◆ DATASET:
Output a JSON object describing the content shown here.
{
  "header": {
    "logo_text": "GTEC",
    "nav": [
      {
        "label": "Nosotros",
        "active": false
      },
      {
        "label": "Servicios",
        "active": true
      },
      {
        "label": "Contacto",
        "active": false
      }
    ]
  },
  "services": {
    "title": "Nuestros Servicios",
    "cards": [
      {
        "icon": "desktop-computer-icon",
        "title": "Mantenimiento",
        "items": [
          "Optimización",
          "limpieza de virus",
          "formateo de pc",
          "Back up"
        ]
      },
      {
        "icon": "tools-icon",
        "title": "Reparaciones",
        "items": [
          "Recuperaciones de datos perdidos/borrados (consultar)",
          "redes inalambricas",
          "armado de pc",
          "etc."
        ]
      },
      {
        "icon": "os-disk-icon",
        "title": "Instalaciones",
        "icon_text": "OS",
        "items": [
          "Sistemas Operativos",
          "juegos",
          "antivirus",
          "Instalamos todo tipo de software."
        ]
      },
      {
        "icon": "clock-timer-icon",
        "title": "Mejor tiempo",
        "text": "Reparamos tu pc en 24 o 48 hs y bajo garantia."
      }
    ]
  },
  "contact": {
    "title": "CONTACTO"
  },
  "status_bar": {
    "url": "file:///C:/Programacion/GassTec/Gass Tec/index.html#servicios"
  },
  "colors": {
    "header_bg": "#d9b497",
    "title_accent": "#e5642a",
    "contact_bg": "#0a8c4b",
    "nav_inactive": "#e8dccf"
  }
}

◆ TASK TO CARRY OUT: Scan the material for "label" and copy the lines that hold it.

◆ TASK RESPONSE:
        "label": "Nosotros",
        "label": "Servicios",
        "label": "Contacto",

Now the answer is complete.